We propose a model of volunteering and test its validity across four cultural groups. We hypothesize that individuals’ explicit prosocial motivation relates positively to sustained volunteering, which is conceptualized as a latent factor comprising activity as a volunteer, service length, service frequency, and hours of volunteering. Moreover, we introduced implicit prosocial motivation and hypothesized that the relationship between explicit prosocial motivation and sustained volunteering would be amplified by implicit prosocial motivation. Data were collected from samples in China, Germany, Turkey, and the United States. Results confirmed our expectation that, across cultures, sustained volunteering was associated with explicit prosocial motivation and that the relationship between explicit prosocial motivation and sustained volunteering was strongest when implicit prosocial motivation was also high. By including implicit prosocial motivation, our study offers a novel approach to identifying sustained volunteer involvement, which can be of particular relevance for recruitment activities of voluntary organizations across various cultural contexts.

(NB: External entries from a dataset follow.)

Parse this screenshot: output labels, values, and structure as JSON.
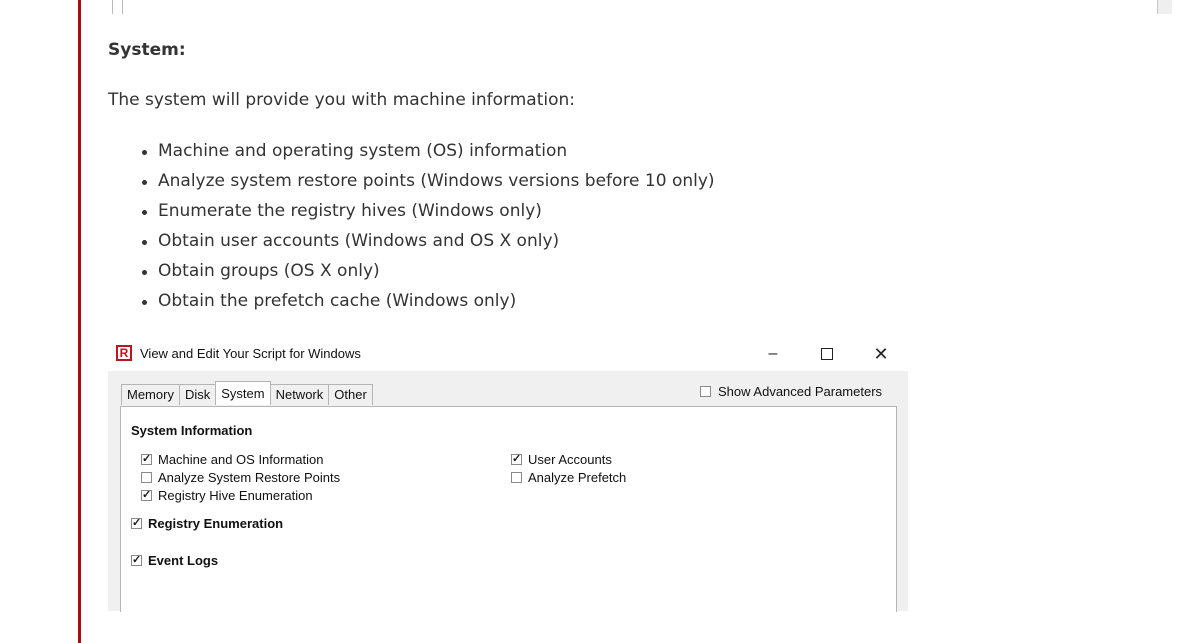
{
  "article": {
    "section_title": "System:",
    "intro": "The system will provide you with machine information:",
    "bullets": [
      "Machine and operating system (OS) information",
      "Analyze system restore points (Windows versions before 10 only)",
      "Enumerate the registry hives (Windows only)",
      "Obtain user accounts (Windows and OS X only)",
      "Obtain groups (OS X only)",
      "Obtain the prefetch cache (Windows only)"
    ]
  },
  "dialog": {
    "title": "View and Edit Your Script for Windows",
    "app_icon_glyph": "R",
    "buttons": {
      "minimize": "–",
      "close": "✕"
    },
    "tabs": [
      "Memory",
      "Disk",
      "System",
      "Network",
      "Other"
    ],
    "active_tab": "System",
    "show_advanced": {
      "label": "Show Advanced Parameters",
      "checked": false
    },
    "group_title": "System Information",
    "options_left": [
      {
        "label": "Machine and OS Information",
        "checked": true
      },
      {
        "label": "Analyze System Restore Points",
        "checked": false
      },
      {
        "label": "Registry Hive Enumeration",
        "checked": true
      }
    ],
    "options_right": [
      {
        "label": "User Accounts",
        "checked": true
      },
      {
        "label": "Analyze Prefetch",
        "checked": false
      }
    ],
    "registry_enumeration": {
      "label": "Registry Enumeration",
      "checked": true
    },
    "event_logs": {
      "label": "Event Logs",
      "checked": true
    }
  },
  "colors": {
    "accent_bar": "#a50d12",
    "app_icon": "#c1121f"
  }
}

Aydinli, A., Bender, M., Chasiotis, A., van de Vijver, F. J. R., Cemalcilar, Z., Chong, A., & Yue, X. (2016). A cross-cultural study of explicit and implicit motivation for long-term volunteering. Nonprofit and Voluntary Sector Quarterly, 45(2), 375-396. https://doi.org/10.1177/0899764015583314